Task:
Which lines of the entries contain the string "icon"? Please find them and copy them.
☆ ☆ ☆ ☆ ☆ ☆ ☆
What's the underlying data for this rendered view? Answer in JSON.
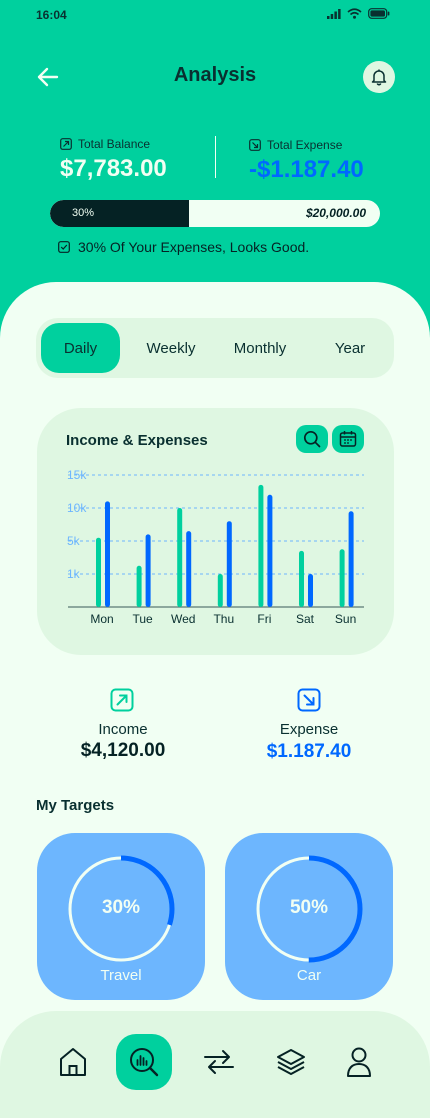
{
  "status": {
    "time": "16:04"
  },
  "header": {
    "title": "Analysis"
  },
  "balance": {
    "total_balance_label": "Total Balance",
    "total_balance": "$7,783.00",
    "total_expense_label": "Total Expense",
    "total_expense": "-$1.187.40",
    "progress_percent_label": "30%",
    "progress_fraction": 0.3,
    "goal": "$20,000.00",
    "message": "30% Of Your Expenses, Looks Good."
  },
  "tabs": [
    "Daily",
    "Weekly",
    "Monthly",
    "Year"
  ],
  "active_tab": "Daily",
  "chart_card": {
    "title": "Income & Expenses"
  },
  "chart_data": {
    "type": "bar",
    "title": "Income & Expenses",
    "categories": [
      "Mon",
      "Tue",
      "Wed",
      "Thu",
      "Fri",
      "Sat",
      "Sun"
    ],
    "y_ticks": [
      "15k",
      "10k",
      "5k",
      "1k"
    ],
    "series": [
      {
        "color": "#00d09e",
        "values": [
          5.5,
          2,
          10,
          1,
          13.5,
          3.8,
          4
        ]
      },
      {
        "color": "#0068ff",
        "values": [
          11,
          6,
          6.5,
          8,
          12,
          1,
          9.5
        ]
      }
    ]
  },
  "summary": {
    "income_label": "Income",
    "income_value": "$4,120.00",
    "expense_label": "Expense",
    "expense_value": "$1.187.40"
  },
  "targets": {
    "title": "My Targets",
    "items": [
      {
        "label": "Travel",
        "percent": "30%",
        "fraction": 0.3
      },
      {
        "label": "Car",
        "percent": "50%",
        "fraction": 0.5
      }
    ]
  },
  "colors": {
    "accent": "#00d09e",
    "dark": "#052224",
    "blue": "#0068ff",
    "target_bg": "#6db6fe",
    "light_panel": "#f1fff3",
    "soft_panel": "#dff7e2"
  },
  "nav": [
    "home-icon",
    "analysis-icon",
    "transactions-icon",
    "layers-icon",
    "profile-icon"
  ]
}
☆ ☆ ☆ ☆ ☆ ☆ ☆
Answer box:
    "home-icon",
    "analysis-icon",
    "transactions-icon",
    "layers-icon",
    "profile-icon"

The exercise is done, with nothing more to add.